I could take a page from Winston Churchill, who had a big breakfast in bed every morning, read all of the papers, took a walk round the garden, then poured a whisky soda in his study.
Then there’s Gertrude Stein. “The lady wears astonishing clothes: sandals, woollen stockings fit for a football-player, a man’s plush fedora hat perched high on her head, rough tweed suits over odd embroidered waistcoats and peasant tunics”. I seem to share at least three habits with the lady: Pimm’s liqueur, Ernest Hemingway, and… uniform dressing. Lately you may have noticed a lean serving of OOTDs (cough, OOTWs) and it’s a symptom of only wearing the tar out of black and grey jumpers, tweed skirts, and one most comfortable pair of booties.
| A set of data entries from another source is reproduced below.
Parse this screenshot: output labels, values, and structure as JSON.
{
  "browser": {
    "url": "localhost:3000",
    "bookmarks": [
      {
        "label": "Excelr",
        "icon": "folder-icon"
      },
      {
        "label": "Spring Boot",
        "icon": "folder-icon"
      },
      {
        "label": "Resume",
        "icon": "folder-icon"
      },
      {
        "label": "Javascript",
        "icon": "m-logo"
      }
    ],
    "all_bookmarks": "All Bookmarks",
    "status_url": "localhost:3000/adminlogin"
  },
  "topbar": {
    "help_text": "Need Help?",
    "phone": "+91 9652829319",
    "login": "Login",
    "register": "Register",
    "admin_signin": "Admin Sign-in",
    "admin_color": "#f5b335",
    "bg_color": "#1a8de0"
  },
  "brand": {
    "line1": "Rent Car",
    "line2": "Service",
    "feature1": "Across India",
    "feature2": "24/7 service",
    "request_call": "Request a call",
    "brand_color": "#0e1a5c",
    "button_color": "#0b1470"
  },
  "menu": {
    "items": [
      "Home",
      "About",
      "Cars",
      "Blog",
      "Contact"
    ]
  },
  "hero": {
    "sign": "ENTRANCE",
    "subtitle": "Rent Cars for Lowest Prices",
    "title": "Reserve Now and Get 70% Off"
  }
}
Add a statement necklace and stack of midi rings and you have le uniforme.
This year I’ve purchased exactly one new pair of boots and one necklace, and I’m loving them both to bits: Maharaja Fringe Strand Necklace (Bauble Bar) + Madewell Charley Booties.
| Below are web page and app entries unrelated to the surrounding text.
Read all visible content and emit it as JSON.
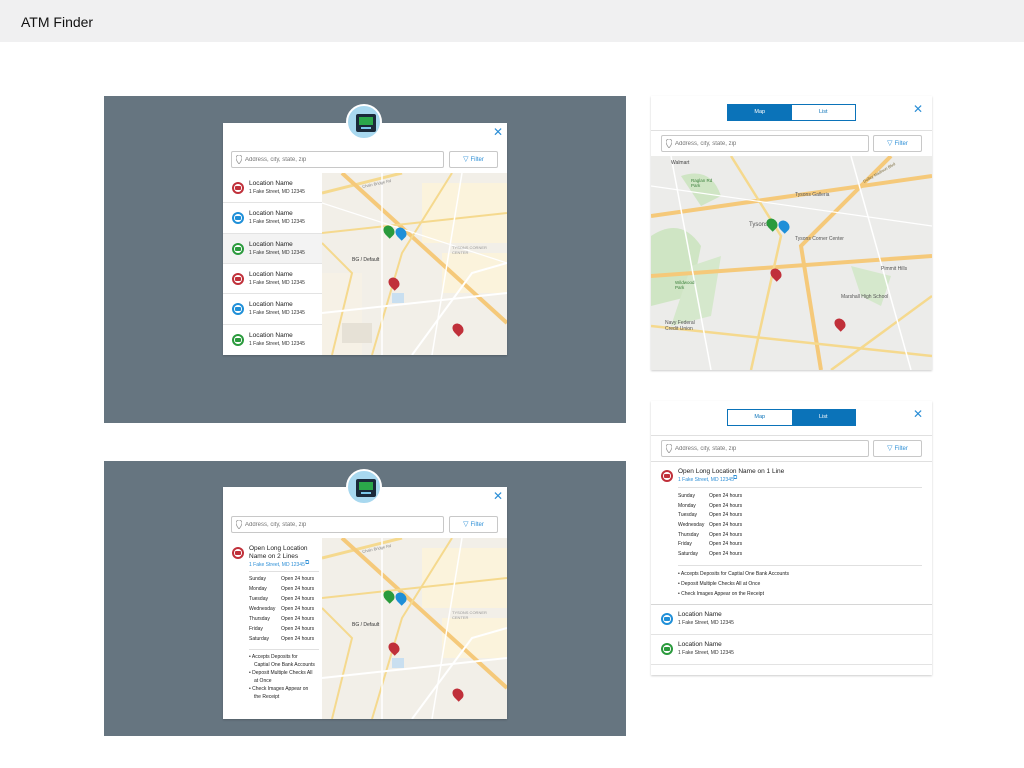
{
  "app": {
    "title": "ATM Finder"
  },
  "search": {
    "placeholder": "Address, city, state, zip",
    "filter_label": "Filter"
  },
  "toggle": {
    "map_label": "Map",
    "list_label": "List"
  },
  "locations": [
    {
      "name": "Location Name",
      "address": "1 Fake Street, MD 12345",
      "type": "red"
    },
    {
      "name": "Location Name",
      "address": "1 Fake Street, MD 12345",
      "type": "blue"
    },
    {
      "name": "Location Name",
      "address": "1 Fake Street, MD 12345",
      "type": "green"
    },
    {
      "name": "Location Name",
      "address": "1 Fake Street, MD 12345",
      "type": "red"
    },
    {
      "name": "Location Name",
      "address": "1 Fake Street, MD 12345",
      "type": "blue"
    },
    {
      "name": "Location Name",
      "address": "1 Fake Street, MD 12345",
      "type": "green"
    }
  ],
  "detail_two_line": {
    "name_line1": "Open Long Location",
    "name_line2": "Name on 2 Lines",
    "address": "1 Fake Street, MD 12345"
  },
  "detail_one_line": {
    "name": "Open Long Location Name on 1 Line",
    "address": "1 Fake Street, MD 12345"
  },
  "hours": [
    {
      "day": "Sunday",
      "value": "Open 24 hours"
    },
    {
      "day": "Monday",
      "value": "Open 24 hours"
    },
    {
      "day": "Tuesday",
      "value": "Open 24 hours"
    },
    {
      "day": "Wednesday",
      "value": "Open 24 hours"
    },
    {
      "day": "Thursday",
      "value": "Open 24 hours"
    },
    {
      "day": "Friday",
      "value": "Open 24 hours"
    },
    {
      "day": "Saturday",
      "value": "Open 24 hours"
    }
  ],
  "features_narrow": [
    {
      "line1": "Accepts Deposits for",
      "line2": "Captial One Bank Accounts"
    },
    {
      "line1": "Deposit Multiple Checks All",
      "line2": "at Once"
    },
    {
      "line1": "Check Images Appear on",
      "line2": "the Receipt"
    }
  ],
  "features_wide": [
    "Accepts Deposits for Captial One Bank Accounts",
    "Deposit Multiple Checks All at Once",
    "Check Images Appear on the Receipt"
  ],
  "map_labels": {
    "bg_default": "BG / Default",
    "tysons_corner_center": "TYSONS CORNER CENTER",
    "chain_bridge": "Chain Bridge Rd",
    "walmart": "Walmart",
    "raglan": "Raglan Rd Park",
    "tysons_galleria": "Tysons Galleria",
    "tysons": "Tysons",
    "tysons_corner_center_mobile": "Tysons Corner Center",
    "pimmit_hills": "Pimmit Hills",
    "marshall": "Marshall High School",
    "wildwood": "Wildwood Park",
    "navy_federal": "Navy Federal Credit Union",
    "dolley_madison": "Dolley Madison Blvd"
  },
  "colors": {
    "red": "#c0303a",
    "blue": "#1e8fd8",
    "green": "#2a9a3c",
    "stage": "#667580",
    "accent": "#0b73b9"
  }
}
Midi rings: H&M (these turn brass with a couple weeks of wear – would not buy again).
Boots Review: Madewell ‘Charley’ bootie in ‘Night Vision’ black (sold out, still on Poshmark). Similar H by Hudson’s “Emmett”. True to size. I ordered my normal size 8. A little tight at first, especially with socks – these break into your foot and are most comfortable after a couple of wears when they’ve had a chance to stretch out a little. Hits low at the ankle to wear with or without socks. Soft suede front, sturdy leather back. Charley is also made in a tan/brown ‘Cigar‘ color.
Black + Gold
Dec 3, 2013
“When someone seeks,” said Siddhartha, “then it easily happens that his eyes see only the thing that he seeks, and he is able to find nothing, to take in nothing because he always thinks only about the thing he is seeking, because he has one goal, because he is obsessed with his goal. Seeking means: having a goal. But finding means: being free, being open, having no goal.” –Hesse
Do well and wellness will find you. Doesn’t it always seem that the best things come about when you’re not looking to find them? Growing up, Siddhartha was the first book that introduced me to this idea. When you stop asking for (and expecting) external changes, you are able to focus instead on gratitude, internal change, and doing your best with what’s been given to you. Then regardless of shifts in the world outside of your control, you are insulated in a quiet happiness and even-keeled patience that tends to radiate beyond yourself to others, too. At heart, you are able to find happiness in just being you.
The thought of finding wonderful things without expectation crosses into smaller parts of life as well. Out thrifting last week I stumbled across this beautiful* shirt while making my way through a sea of thick black jumpers. Intricately beaded and sewn together some twenty years ago, I can only imagine the life it had before finding its way here.
Beaded wreaths and leaves silk top: thrifted, similar on eBay.
Jan 29, 2014
I am a cold weather kvetcher. As soon as the mercury wanes in Hotlanta I reflexively respond to polite how-are-yous with, trying to stay warm right i-mean-am-i-right? This continues through every spring as I remain bewildered that it is still, somehow, periodically, cold outdoors. One could imagine I just wait miserably under electric blankets for months, waiting to break cabin fever and binging on hot chocolate, Girls, and adorable animals.
But quietly I confide to you this: I love cold weather. I love clunky riding boots and the Fair Isle socks that go inside them. When I hear snow is coming, I can’t wait to wrap up in Pendleton scarves and fisherman sweaters over flannel plaid button downs, to go crunching icy sidewalks in floofy little berets and wooly gloves. I love cold air nipping at my face and seeing my breath on brisk walks, hands wrapped around a big thermos of coffee that is the perfect company.
Imagine my delight when we landed in Colorado earlier this month – piles and piles of powdery drifts, friends to visit, mountains to ski, bourbony beers and flowery IPAs, and one luscious and lavender Head ski bib circa 1973, c/o my mom.